***** RECORDED INFORMATION *****
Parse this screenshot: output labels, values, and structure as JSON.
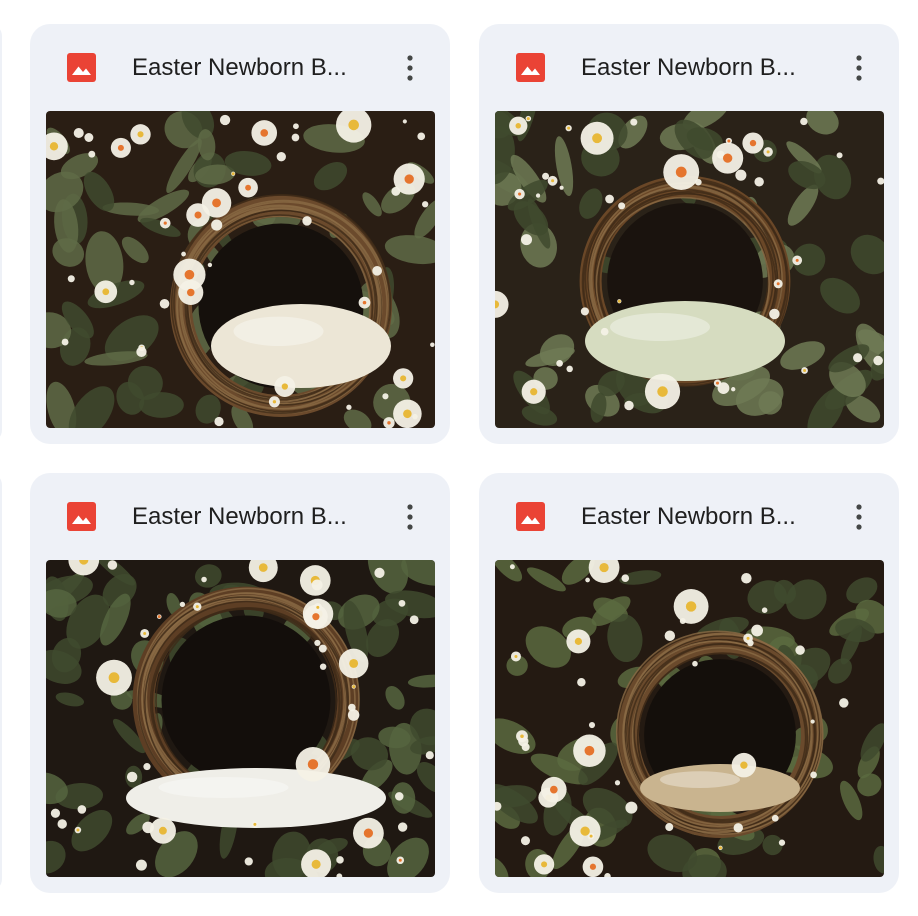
{
  "files": [
    {
      "name": "Easter Newborn B...",
      "icon": "image-file-icon",
      "menu_icon": "more-vert-icon",
      "thumbnail": {
        "variant": "nest-with-white-pillow",
        "background": "#2a1e14",
        "foliage": "#5f6b47",
        "nest": "#6b4a2c",
        "blanket": "#ece6d6",
        "hole": "#15100c"
      }
    },
    {
      "name": "Easter Newborn B...",
      "icon": "image-file-icon",
      "menu_icon": "more-vert-icon",
      "thumbnail": {
        "variant": "nest-with-green-tulle",
        "background": "#2a2218",
        "foliage": "#6e7a55",
        "nest": "#6a4727",
        "blanket": "#d6dcc0",
        "hole": "#1a130e"
      }
    },
    {
      "name": "Easter Newborn B...",
      "icon": "image-file-icon",
      "menu_icon": "more-vert-icon",
      "thumbnail": {
        "variant": "wreath-with-fluffy-blanket",
        "background": "#1f1812",
        "foliage": "#56653f",
        "nest": "#5d3e24",
        "blanket": "#efeee8",
        "hole": "#130e0b"
      }
    },
    {
      "name": "Easter Newborn B...",
      "icon": "image-file-icon",
      "menu_icon": "more-vert-icon",
      "thumbnail": {
        "variant": "wreath-with-beige-cushion",
        "background": "#241a12",
        "foliage": "#5a6a40",
        "nest": "#6a4a2c",
        "blanket": "#c9b48f",
        "hole": "#140f0b"
      }
    }
  ],
  "colors": {
    "card_background": "#eef1f7",
    "title_text": "#1f1f1f",
    "image_icon_red": "#ea4335",
    "menu_icon": "#444746",
    "flower_white": "#f4f1e6",
    "flower_yellow": "#e8b93a",
    "flower_orange": "#e5752e"
  }
}
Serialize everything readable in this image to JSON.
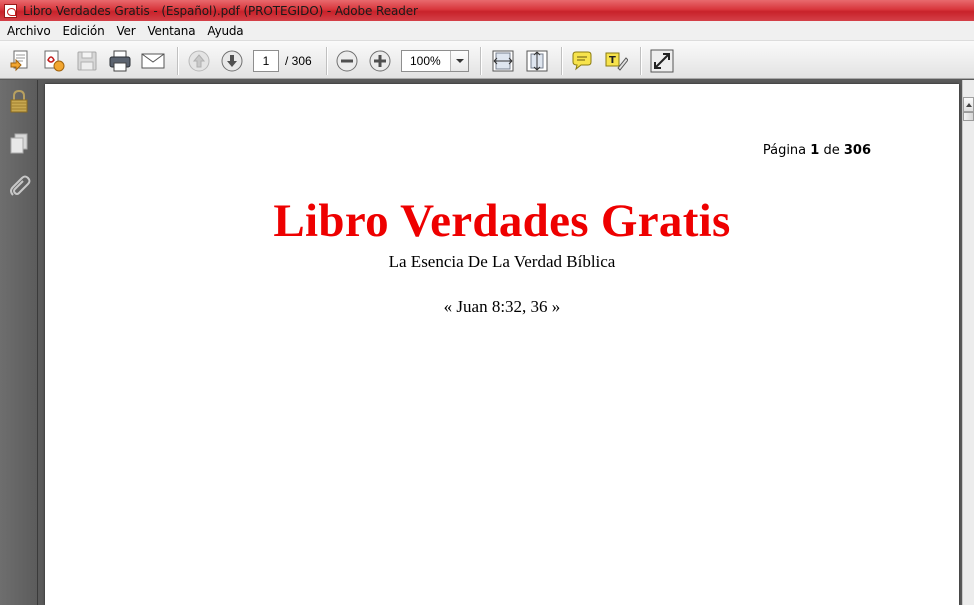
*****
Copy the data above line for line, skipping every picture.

Parse this screenshot: output labels, values, and structure as JSON.
{
  "files": [
    {
      "name": "Easter Newborn B...",
      "icon": "image-file-icon",
      "menu_icon": "more-vert-icon",
      "thumbnail": {
        "variant": "nest-with-white-pillow",
        "background": "#2a1e14",
        "foliage": "#5f6b47",
        "nest": "#6b4a2c",
        "blanket": "#ece6d6",
        "hole": "#15100c"
      }
    },
    {
      "name": "Easter Newborn B...",
      "icon": "image-file-icon",
      "menu_icon": "more-vert-icon",
      "thumbnail": {
        "variant": "nest-with-green-tulle",
        "background": "#2a2218",
        "foliage": "#6e7a55",
        "nest": "#6a4727",
        "blanket": "#d6dcc0",
        "hole": "#1a130e"
      }
    },
    {
      "name": "Easter Newborn B...",
      "icon": "image-file-icon",
      "menu_icon": "more-vert-icon",
      "thumbnail": {
        "variant": "wreath-with-fluffy-blanket",
        "background": "#1f1812",
        "foliage": "#56653f",
        "nest": "#5d3e24",
        "blanket": "#efeee8",
        "hole": "#130e0b"
      }
    },
    {
      "name": "Easter Newborn B...",
      "icon": "image-file-icon",
      "menu_icon": "more-vert-icon",
      "thumbnail": {
        "variant": "wreath-with-beige-cushion",
        "background": "#241a12",
        "foliage": "#5a6a40",
        "nest": "#6a4a2c",
        "blanket": "#c9b48f",
        "hole": "#140f0b"
      }
    }
  ],
  "colors": {
    "card_background": "#eef1f7",
    "title_text": "#1f1f1f",
    "image_icon_red": "#ea4335",
    "menu_icon": "#444746",
    "flower_white": "#f4f1e6",
    "flower_yellow": "#e8b93a",
    "flower_orange": "#e5752e"
  }
}
Serialize everything readable in this image to JSON.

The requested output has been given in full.